Services like iPlayer are increasingly filling the television gap for students once they leave home, turning TV into a relatively insular experience. Now that catch up culture is well and truly settling in to television (we can even rewind!) what might be in-store for the future of the most popular spectator sport?
You may or may not know that in 2006 Google bought YouTube for a staggering 1.65bn dollars, a wise investment as they celebrate the frankly frightening statistic that 48 hours of content are uploaded to YouTube every minute. Co-founders Chad Hurley and Steve Chen still have big plans for developing their service this year with the launch of dedicated channels:
“This new video content will be available on any screen – in your your living room, or on your device in your pocket. YouTube and other sites will bring together all the diverse media which matters to you, from videos of family and friends to news, music, sports, cooking and much, much more.”
Knowing full well that his online “community has played a vital role in changing the way that people consume media, creating a new clip culture,” it seems that what used to be online is set to look even more like television.
What he calls “community” is at the heart of these developments. The recent feature-length YouTube documentary Life In A Day left me truly stunned. The crowd source project brings a global perspective to the human experience, simultaneously expounding differences while highlighting our essential commonalities. Similarly Zeebox believes the future of television is in bringing people together. By allowing users to explore a more social context to their viewing this tweeting TV will become more important to us as screens are increasingly available wherever we are.
Still, an old familiar grumble leaves me looking to television for why “people don’t talk to each other anymore.” No matter how impressive these services become, how much they might appear communal, I don’t think they will ever be a substitute for the real thing.
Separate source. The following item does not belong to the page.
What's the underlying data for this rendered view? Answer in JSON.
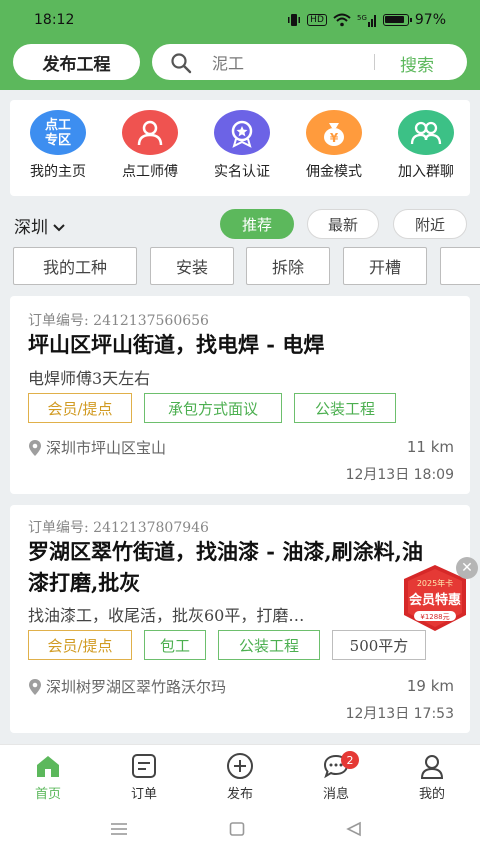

Community has a lot to do with commitment. The hard work of putting up with someone who is different to you is what brings the reward of commonality, forcing us to see ourselves relating to the world in new ways. This is what television alone can’t offer us. Never-the-less I would love to be proved wrong and look forward to the changes that the NewTube might bring us in the form of content or a format that encourages engagement and connectivity. We are in exciting times for the future of video. Watch this box! Or don’t